→ What is needed:
From the listing below, pull out all lines with "Провести" in them.
-- -- --
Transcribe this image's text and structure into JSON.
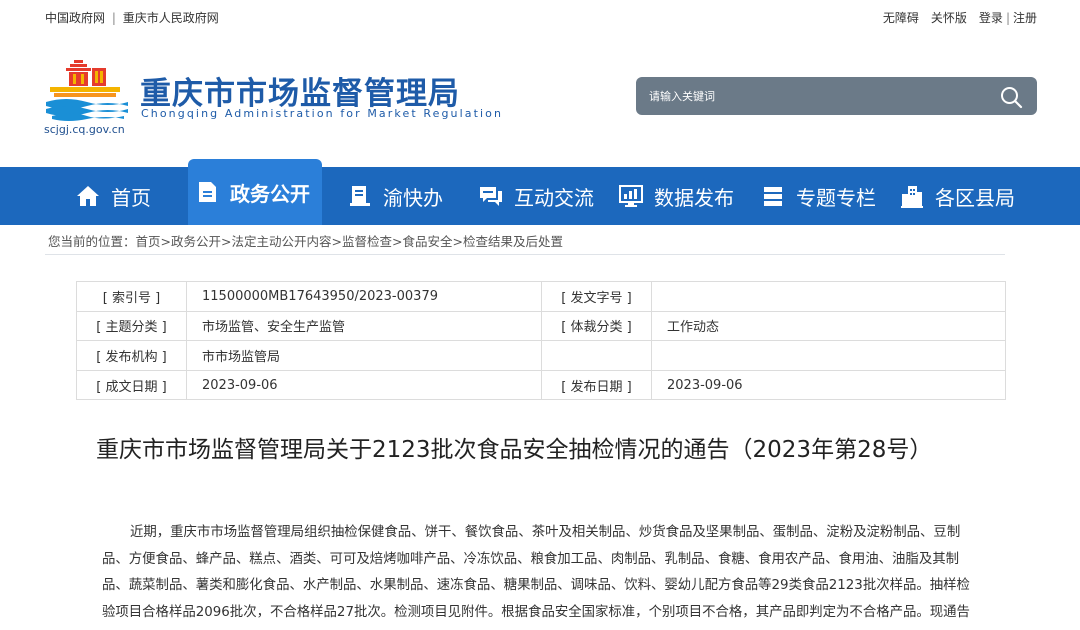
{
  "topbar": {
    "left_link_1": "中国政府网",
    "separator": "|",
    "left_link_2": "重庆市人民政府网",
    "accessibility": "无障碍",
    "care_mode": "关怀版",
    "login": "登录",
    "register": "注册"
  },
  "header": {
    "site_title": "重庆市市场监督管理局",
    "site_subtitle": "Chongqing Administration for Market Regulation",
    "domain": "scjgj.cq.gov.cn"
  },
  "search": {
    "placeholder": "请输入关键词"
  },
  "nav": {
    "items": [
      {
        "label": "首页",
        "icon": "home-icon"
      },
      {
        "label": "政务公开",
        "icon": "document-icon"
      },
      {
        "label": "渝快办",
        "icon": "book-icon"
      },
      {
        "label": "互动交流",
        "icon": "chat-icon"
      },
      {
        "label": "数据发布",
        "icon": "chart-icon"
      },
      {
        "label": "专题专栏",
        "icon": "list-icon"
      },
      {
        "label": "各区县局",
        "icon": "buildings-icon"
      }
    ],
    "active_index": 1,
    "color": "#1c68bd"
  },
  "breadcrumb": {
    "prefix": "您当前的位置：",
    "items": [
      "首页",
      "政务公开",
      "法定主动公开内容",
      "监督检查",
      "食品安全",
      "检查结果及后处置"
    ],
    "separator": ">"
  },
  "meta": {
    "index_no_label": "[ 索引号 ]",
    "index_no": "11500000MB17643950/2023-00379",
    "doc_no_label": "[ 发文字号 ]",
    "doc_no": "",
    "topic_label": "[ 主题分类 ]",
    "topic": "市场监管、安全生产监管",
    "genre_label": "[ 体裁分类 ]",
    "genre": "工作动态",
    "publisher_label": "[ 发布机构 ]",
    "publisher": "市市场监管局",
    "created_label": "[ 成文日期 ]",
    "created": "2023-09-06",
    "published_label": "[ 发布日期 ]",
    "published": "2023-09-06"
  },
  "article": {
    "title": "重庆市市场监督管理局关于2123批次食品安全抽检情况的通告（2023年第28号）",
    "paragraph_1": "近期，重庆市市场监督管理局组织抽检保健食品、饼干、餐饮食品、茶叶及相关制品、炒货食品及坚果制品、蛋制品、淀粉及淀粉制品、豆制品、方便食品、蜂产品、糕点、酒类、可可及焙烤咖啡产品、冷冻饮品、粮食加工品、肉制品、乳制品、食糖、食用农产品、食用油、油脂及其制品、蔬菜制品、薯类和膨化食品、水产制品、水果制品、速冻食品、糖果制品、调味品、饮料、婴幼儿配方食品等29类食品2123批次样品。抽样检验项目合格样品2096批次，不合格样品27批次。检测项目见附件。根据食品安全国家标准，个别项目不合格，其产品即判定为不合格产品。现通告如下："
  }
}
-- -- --
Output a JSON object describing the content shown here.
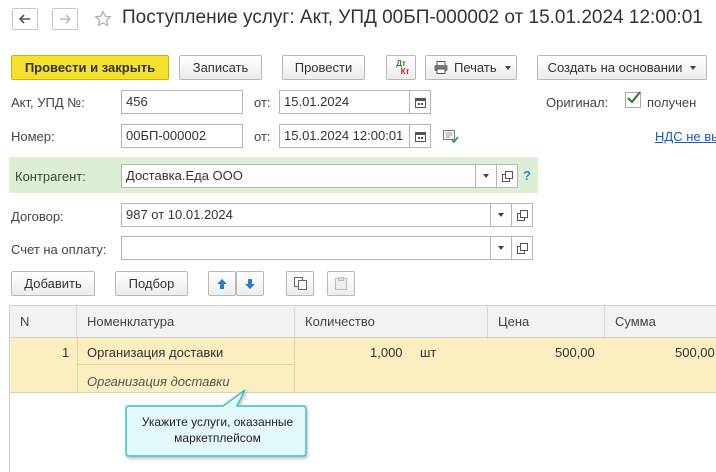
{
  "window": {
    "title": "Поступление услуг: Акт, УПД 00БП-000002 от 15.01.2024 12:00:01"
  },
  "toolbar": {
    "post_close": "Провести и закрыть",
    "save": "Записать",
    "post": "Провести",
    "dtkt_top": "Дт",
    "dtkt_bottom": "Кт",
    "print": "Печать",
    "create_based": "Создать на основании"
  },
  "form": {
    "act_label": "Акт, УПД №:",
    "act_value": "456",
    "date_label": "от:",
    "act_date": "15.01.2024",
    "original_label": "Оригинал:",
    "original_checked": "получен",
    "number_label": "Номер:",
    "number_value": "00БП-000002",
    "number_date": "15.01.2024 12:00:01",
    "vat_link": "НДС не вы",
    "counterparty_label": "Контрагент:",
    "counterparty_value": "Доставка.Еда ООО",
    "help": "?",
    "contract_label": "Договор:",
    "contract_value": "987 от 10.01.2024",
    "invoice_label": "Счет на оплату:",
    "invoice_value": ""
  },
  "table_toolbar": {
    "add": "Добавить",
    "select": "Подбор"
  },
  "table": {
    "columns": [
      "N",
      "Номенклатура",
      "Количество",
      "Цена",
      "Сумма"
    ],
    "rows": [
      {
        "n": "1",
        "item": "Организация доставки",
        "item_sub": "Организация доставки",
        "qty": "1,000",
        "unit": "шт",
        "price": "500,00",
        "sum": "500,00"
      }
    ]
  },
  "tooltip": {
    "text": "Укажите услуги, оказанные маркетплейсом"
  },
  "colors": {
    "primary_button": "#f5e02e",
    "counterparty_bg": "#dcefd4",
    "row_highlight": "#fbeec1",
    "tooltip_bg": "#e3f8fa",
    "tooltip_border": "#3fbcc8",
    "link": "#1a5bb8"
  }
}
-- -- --
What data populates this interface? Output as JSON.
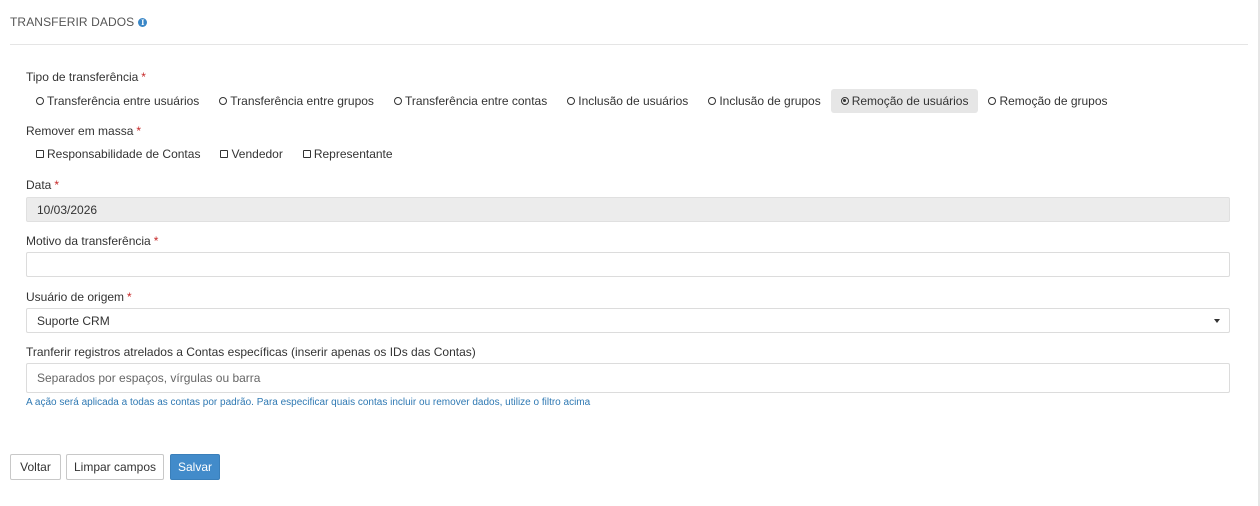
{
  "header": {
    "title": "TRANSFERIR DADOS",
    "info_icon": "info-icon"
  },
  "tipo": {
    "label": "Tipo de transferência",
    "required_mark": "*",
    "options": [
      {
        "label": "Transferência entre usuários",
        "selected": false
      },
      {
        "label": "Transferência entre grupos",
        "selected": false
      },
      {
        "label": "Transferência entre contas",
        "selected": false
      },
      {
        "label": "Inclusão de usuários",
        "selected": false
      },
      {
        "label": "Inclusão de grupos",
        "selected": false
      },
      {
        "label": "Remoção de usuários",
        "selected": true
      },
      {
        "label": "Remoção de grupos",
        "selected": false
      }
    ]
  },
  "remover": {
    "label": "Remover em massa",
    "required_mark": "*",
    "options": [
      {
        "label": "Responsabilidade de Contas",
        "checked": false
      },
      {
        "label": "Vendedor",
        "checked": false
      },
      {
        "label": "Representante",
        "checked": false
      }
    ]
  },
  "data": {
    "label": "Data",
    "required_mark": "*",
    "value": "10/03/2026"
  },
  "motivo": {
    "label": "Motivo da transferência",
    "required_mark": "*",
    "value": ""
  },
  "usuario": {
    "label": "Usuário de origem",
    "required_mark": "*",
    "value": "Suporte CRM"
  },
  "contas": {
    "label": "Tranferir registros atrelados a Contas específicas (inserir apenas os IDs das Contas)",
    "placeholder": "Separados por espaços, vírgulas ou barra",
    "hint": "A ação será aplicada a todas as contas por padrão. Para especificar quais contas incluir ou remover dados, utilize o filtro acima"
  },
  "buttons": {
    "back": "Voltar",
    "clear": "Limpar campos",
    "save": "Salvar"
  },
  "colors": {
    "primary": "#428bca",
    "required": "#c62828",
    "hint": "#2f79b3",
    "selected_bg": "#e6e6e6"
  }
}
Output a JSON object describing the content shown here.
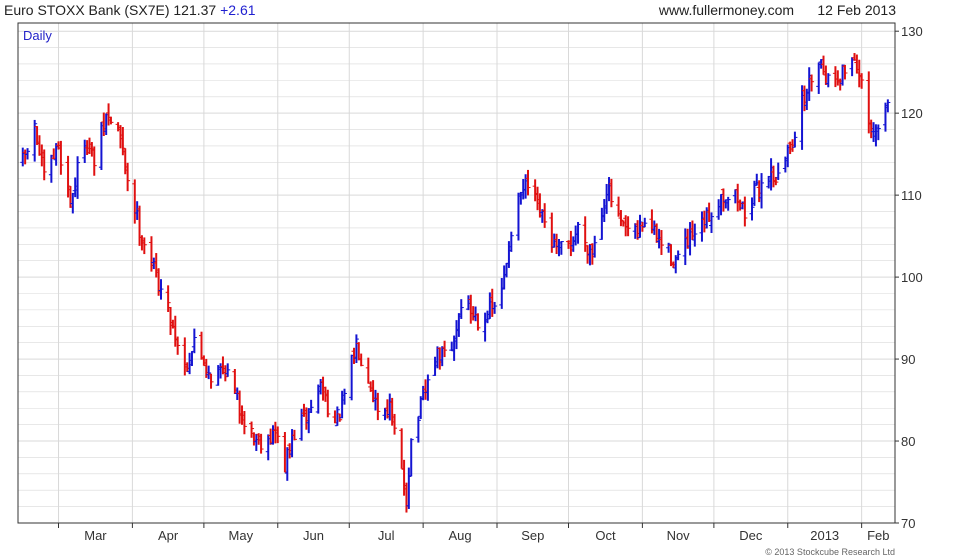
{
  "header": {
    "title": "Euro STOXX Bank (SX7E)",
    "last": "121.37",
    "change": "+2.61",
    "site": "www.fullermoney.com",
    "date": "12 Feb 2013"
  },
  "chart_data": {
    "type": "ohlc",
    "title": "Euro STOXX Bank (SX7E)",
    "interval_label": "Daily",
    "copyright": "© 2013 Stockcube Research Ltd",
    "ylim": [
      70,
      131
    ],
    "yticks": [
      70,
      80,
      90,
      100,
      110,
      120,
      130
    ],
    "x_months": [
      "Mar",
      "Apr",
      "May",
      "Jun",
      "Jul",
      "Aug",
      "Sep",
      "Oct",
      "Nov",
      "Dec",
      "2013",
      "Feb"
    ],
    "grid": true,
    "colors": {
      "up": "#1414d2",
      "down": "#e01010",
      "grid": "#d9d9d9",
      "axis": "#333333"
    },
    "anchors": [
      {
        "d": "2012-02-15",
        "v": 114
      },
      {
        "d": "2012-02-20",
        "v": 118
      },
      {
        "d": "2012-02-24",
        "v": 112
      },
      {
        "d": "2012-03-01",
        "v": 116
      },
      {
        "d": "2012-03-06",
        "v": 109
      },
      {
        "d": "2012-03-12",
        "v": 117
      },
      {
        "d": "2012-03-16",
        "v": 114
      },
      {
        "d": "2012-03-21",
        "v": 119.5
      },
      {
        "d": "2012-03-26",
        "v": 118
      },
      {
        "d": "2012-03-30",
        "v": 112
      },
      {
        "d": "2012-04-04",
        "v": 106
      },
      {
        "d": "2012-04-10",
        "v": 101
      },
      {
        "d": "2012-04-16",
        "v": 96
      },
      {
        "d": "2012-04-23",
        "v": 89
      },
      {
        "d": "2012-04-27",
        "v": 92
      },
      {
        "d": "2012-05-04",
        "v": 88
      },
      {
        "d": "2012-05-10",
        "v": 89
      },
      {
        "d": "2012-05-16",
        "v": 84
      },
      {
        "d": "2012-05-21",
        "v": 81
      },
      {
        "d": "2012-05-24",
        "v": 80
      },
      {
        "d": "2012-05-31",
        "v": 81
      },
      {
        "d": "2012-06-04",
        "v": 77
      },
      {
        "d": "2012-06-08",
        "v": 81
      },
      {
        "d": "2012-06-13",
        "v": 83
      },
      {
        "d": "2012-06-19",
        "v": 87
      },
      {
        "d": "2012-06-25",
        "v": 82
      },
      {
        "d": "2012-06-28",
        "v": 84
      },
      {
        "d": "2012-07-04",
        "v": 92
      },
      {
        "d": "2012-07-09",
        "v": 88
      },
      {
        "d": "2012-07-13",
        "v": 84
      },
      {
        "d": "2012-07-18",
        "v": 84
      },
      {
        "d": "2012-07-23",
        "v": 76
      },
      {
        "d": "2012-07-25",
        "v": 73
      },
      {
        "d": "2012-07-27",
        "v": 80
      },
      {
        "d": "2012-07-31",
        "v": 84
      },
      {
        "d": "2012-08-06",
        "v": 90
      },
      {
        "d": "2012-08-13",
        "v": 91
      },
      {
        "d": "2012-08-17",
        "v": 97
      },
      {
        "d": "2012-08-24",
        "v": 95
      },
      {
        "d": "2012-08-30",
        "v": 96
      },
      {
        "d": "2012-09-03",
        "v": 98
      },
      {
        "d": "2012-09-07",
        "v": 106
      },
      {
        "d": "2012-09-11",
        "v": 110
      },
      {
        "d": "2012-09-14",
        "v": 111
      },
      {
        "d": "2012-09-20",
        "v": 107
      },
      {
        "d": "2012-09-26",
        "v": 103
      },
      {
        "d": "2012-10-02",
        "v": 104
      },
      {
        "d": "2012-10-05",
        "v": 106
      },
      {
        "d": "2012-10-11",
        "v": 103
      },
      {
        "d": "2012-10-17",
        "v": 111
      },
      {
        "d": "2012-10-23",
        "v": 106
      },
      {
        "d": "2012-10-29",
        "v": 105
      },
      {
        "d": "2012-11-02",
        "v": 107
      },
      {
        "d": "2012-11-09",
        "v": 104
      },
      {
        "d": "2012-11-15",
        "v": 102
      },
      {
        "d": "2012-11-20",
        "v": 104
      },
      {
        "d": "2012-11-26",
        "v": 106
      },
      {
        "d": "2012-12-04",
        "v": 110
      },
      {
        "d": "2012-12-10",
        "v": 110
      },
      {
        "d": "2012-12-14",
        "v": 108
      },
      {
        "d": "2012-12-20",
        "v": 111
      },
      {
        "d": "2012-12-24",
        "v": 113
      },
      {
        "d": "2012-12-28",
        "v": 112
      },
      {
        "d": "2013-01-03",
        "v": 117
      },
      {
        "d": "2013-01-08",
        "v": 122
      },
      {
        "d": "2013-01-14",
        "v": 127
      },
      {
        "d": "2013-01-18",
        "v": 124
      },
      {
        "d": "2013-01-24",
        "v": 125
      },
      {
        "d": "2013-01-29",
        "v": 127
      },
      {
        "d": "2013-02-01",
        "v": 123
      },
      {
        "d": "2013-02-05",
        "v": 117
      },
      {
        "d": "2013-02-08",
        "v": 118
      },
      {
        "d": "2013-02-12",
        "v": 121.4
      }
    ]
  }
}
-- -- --
→ Exercise response:
    "post_close": "Провести и закрыть",
    "post": "Провести",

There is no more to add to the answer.